Since we're not yet trained, we're pretty much useless right out of college. Employers want us to be able to answer the question "how." The "why" is implicit. It's something that we're already expected to know so that we can respond to a subsequent "how." We can either figure out how to work with a specific product or technology, or we can get a certification in it.
Still, the "why" is part of our lifelong career baggage. We can learn how to do something without necessarily understanding it. But if we understand it, we can adapt to new and different situations. A vendor-specific certification program trains within a single set of technologies. It's useful in the immediate sense, but less so in the broader context. In short, training through certification addresses an immediate symptom, while education gets to the root cause.
Where Certification Fits In
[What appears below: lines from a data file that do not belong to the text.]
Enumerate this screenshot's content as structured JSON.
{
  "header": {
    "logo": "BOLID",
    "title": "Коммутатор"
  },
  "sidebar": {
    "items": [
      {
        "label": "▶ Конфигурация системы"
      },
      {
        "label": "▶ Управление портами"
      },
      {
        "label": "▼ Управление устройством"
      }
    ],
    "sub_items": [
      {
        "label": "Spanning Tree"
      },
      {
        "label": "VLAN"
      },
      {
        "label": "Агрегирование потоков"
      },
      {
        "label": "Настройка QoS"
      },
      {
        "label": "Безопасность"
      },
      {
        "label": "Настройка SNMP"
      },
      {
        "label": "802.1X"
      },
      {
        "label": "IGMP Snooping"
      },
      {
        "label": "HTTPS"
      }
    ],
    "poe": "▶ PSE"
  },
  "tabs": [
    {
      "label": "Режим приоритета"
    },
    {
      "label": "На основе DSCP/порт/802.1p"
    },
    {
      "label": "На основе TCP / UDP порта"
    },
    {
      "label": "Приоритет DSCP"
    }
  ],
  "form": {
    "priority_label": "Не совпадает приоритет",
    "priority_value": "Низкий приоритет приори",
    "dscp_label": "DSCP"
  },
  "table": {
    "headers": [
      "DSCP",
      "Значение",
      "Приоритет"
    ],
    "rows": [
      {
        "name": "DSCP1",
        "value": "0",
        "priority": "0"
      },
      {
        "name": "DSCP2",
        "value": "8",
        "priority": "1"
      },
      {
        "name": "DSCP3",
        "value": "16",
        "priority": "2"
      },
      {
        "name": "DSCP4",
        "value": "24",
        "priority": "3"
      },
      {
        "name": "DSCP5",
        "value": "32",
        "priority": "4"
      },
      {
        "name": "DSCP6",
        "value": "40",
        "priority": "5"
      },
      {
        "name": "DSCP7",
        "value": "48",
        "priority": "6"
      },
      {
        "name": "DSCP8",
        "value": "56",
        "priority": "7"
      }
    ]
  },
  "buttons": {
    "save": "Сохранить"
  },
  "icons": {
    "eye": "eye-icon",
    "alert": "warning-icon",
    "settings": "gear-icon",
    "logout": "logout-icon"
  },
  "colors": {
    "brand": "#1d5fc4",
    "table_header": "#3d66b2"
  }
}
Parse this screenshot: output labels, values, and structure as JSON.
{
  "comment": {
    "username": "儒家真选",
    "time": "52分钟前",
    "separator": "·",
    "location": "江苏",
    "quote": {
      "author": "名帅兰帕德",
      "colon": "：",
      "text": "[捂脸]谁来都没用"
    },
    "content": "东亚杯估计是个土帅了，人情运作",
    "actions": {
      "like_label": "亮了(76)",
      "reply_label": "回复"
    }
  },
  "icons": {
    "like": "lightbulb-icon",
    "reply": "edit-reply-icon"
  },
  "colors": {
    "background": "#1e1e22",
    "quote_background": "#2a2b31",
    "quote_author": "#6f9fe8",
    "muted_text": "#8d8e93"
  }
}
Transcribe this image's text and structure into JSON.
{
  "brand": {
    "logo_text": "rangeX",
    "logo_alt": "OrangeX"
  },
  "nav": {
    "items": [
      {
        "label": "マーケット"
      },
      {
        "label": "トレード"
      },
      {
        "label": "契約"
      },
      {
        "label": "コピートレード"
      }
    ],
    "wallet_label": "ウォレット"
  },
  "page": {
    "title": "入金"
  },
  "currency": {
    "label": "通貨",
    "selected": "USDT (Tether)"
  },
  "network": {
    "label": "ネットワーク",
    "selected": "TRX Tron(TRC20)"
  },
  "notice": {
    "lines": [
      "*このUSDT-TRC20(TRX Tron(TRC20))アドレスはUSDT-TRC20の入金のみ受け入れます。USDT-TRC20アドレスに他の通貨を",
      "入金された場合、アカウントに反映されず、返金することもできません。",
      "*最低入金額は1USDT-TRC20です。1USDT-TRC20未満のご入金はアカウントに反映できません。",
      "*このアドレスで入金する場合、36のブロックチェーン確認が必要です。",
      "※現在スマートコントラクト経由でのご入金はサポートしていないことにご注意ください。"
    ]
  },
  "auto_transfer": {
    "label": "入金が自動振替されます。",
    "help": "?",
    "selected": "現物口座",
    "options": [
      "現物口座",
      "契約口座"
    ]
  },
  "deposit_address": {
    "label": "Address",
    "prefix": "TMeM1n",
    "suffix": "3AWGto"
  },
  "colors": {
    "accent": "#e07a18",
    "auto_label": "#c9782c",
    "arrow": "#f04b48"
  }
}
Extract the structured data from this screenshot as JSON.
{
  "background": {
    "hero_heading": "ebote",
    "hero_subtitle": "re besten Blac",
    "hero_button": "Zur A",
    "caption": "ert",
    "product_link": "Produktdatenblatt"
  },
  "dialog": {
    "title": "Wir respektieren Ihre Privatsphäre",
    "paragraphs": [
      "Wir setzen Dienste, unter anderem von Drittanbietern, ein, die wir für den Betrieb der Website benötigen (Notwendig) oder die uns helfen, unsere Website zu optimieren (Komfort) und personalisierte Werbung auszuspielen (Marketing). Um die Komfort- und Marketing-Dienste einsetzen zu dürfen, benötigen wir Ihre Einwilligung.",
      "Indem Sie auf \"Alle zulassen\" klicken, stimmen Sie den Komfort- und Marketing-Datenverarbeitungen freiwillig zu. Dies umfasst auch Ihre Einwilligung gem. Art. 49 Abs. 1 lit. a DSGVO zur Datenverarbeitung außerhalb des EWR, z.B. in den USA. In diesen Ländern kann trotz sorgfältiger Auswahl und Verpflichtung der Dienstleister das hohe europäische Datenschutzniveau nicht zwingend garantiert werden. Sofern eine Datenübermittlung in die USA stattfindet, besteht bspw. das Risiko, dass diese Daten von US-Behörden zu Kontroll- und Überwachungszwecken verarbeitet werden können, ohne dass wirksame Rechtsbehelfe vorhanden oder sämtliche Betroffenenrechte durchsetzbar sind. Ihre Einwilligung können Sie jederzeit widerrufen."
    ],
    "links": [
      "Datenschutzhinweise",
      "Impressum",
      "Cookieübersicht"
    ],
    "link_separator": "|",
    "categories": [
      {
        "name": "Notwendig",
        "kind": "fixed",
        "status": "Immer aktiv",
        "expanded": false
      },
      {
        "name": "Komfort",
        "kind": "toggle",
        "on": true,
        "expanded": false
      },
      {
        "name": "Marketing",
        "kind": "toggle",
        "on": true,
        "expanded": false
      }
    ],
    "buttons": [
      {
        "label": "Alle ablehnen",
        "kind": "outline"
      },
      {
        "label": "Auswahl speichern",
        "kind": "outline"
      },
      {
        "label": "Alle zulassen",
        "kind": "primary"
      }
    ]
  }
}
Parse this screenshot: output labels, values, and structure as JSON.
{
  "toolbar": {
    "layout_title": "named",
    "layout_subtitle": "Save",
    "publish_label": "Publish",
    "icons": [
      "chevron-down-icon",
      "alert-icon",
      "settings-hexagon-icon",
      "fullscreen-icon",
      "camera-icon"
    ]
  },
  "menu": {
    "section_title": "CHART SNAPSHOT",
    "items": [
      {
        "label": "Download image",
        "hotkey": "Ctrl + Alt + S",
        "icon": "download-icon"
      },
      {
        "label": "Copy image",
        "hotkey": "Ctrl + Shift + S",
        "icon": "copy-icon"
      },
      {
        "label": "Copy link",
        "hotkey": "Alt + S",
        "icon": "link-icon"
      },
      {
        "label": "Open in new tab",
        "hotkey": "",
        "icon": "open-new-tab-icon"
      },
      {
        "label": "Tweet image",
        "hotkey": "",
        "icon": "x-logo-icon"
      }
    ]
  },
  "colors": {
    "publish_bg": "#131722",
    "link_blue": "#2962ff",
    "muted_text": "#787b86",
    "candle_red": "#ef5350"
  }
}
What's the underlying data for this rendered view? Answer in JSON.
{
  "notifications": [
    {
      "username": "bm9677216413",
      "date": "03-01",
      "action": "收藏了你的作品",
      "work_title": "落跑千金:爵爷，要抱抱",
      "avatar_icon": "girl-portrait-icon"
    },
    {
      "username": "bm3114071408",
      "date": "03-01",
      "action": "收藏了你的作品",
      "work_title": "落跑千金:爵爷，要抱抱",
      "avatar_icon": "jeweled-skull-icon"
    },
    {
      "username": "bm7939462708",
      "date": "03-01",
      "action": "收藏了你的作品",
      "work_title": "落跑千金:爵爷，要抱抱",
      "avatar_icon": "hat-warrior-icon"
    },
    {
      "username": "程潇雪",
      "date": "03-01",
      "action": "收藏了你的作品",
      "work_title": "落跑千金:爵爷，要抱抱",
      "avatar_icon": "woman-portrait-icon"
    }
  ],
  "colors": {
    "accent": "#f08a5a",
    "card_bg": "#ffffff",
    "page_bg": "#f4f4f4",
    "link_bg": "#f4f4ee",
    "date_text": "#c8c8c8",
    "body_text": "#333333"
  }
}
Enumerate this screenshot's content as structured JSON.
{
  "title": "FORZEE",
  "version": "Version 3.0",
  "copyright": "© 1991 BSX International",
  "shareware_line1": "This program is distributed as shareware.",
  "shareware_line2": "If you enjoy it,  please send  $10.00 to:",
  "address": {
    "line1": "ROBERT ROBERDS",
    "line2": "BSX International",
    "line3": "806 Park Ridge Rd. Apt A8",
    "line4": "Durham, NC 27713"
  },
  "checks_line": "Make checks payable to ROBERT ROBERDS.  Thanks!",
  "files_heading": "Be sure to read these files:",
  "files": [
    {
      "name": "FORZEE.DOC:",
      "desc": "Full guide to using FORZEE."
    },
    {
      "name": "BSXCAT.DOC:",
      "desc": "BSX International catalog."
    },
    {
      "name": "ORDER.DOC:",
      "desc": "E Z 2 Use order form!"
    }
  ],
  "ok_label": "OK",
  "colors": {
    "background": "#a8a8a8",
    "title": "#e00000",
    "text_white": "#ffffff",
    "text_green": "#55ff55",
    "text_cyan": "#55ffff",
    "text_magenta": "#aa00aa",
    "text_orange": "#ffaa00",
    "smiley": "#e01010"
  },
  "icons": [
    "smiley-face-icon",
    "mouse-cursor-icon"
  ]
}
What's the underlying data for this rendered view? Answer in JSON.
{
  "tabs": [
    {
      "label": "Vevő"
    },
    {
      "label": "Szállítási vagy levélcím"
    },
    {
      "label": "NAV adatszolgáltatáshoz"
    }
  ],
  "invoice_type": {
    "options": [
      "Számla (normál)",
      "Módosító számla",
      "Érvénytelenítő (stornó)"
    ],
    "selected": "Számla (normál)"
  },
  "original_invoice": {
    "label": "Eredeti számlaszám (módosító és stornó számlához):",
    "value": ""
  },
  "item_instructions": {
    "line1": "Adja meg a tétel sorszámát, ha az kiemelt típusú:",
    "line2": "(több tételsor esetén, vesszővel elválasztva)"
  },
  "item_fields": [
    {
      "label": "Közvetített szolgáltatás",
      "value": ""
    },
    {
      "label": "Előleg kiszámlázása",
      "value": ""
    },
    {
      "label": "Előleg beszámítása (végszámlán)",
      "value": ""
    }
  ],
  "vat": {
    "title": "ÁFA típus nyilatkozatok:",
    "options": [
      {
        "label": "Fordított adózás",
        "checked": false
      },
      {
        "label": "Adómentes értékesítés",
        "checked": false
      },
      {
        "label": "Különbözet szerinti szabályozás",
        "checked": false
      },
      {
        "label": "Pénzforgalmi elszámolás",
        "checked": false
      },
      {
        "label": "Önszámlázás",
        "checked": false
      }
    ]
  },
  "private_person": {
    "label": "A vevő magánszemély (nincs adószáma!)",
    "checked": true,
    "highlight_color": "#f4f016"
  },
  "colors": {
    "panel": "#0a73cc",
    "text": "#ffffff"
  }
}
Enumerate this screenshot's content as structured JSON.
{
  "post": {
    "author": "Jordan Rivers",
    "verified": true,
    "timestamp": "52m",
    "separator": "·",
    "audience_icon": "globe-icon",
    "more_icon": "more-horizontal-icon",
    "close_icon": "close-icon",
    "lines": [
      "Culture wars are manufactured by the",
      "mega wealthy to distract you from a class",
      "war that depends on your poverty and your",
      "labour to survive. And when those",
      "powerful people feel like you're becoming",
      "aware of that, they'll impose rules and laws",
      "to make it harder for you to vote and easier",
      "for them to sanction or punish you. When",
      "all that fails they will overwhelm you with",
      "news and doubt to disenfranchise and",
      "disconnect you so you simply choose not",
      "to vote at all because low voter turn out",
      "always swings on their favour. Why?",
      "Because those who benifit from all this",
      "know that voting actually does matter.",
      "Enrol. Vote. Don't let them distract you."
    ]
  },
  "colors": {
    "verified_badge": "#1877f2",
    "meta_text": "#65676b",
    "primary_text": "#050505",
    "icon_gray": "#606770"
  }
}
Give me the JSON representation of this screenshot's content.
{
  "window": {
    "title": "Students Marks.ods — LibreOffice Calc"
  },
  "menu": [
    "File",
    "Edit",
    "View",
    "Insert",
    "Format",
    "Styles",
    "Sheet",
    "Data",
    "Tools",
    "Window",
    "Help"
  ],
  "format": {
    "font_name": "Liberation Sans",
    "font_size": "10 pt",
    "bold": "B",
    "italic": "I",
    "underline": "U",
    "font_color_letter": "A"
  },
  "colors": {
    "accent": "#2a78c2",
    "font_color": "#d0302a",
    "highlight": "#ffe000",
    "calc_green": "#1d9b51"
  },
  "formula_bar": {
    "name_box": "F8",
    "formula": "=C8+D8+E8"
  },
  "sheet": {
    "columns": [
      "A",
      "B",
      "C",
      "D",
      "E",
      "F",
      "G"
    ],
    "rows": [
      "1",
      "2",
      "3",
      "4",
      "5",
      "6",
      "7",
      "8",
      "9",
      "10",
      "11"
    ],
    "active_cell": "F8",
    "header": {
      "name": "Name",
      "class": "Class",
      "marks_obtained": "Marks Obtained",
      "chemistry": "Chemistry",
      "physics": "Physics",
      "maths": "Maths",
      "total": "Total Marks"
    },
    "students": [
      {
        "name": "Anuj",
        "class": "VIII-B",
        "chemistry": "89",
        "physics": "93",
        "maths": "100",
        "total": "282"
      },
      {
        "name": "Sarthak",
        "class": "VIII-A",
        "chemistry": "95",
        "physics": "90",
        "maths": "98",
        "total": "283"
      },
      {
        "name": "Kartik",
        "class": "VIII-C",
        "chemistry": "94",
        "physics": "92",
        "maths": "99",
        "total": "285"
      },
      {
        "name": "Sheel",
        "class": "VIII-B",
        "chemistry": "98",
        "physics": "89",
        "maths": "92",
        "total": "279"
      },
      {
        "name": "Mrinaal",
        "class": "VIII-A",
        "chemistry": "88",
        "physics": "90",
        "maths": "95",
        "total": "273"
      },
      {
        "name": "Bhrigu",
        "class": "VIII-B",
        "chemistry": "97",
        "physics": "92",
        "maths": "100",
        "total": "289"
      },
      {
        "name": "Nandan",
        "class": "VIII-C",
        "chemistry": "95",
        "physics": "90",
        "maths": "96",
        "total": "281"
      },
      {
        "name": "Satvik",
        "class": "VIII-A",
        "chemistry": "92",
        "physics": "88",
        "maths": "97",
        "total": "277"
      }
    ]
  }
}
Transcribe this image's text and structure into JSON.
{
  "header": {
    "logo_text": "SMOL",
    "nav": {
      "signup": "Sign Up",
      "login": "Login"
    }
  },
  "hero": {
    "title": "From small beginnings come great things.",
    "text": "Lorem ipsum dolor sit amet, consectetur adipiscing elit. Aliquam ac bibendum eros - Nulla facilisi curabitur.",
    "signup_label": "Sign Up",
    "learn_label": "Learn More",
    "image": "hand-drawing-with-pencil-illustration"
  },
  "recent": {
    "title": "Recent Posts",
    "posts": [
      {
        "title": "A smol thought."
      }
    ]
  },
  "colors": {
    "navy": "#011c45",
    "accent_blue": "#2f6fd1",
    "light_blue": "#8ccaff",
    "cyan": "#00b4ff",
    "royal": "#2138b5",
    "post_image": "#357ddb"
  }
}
None of this is meant to disparage vendor-specific certifications as one component of a career plan. Over the short term, certification in a vendor's successful product line could mean a substantial increase in salary and responsibility. This may also add new skills to an already-established career. But this advantage lasts a few years, at best.
Vendor-specific certifications are not short cuts to a high-paying, long-lasting career. Furthermore, even if a certification may open the door to new and challenging work, it doesn't automatically enable you to do that work. You still have to perform, day in and day out, often doing tasks that bear little relation to the subject of the certification.
Given all of this, where do vendor-specific certifications fit into the engineering profession? Such certifications aren't a foundation upon which to build a career. They're too brittle, and highly dependent upon the whims of the market as well as of a specific vendor. Anyone who summarizes their total expertise as being an MCSE, for example, risks that expertise in performing any task that isn't related to the MCSE training subject matter.
For most, the formal engineering education, obtained at a college or university, remains the foundation of a career. With a sufficiently broad and comprehensive education, an engineer should be able to integrate virtually any new product or technique into his or her skill set.
Yet a college education rarely teaches an engineer how to perform a particular duty with a specific commercial product. The tasks we accomplish during college labs are typically trivial and artificial. They're nothing like the complex assignments we take on as working engineers. Usually, the most difficult tasks revolve around a vendor's popular new product. An engineer has two choices at this point—either figure the problem out independently, or take a workshop or short course on the topic (usually vendor-sponsored). If offered, a certification in that product may be a logical next step.
So it's not so difficult to balance the goals of a formal education with a quick certification. Be well educated. Understand your profession and the broad technical concepts and limits. Find the important technologies and products in the area that interests you most. They'll change from year to year, both because of market forces and your personal preferences.
Use your interests and new engineering projects as opportunities to pick up new product-oriented skills. If the vendor offers a certification, and there seems to be a career advantage for you, consider taking the certification. Insofar as it helps you succeed in a current or future job, so much the better. But within a few years at most, it will be replaced by a hot new vendor and product. Be prepared to jettison the old certification and fall back on your engineering education and experience until you get up to speed on new products.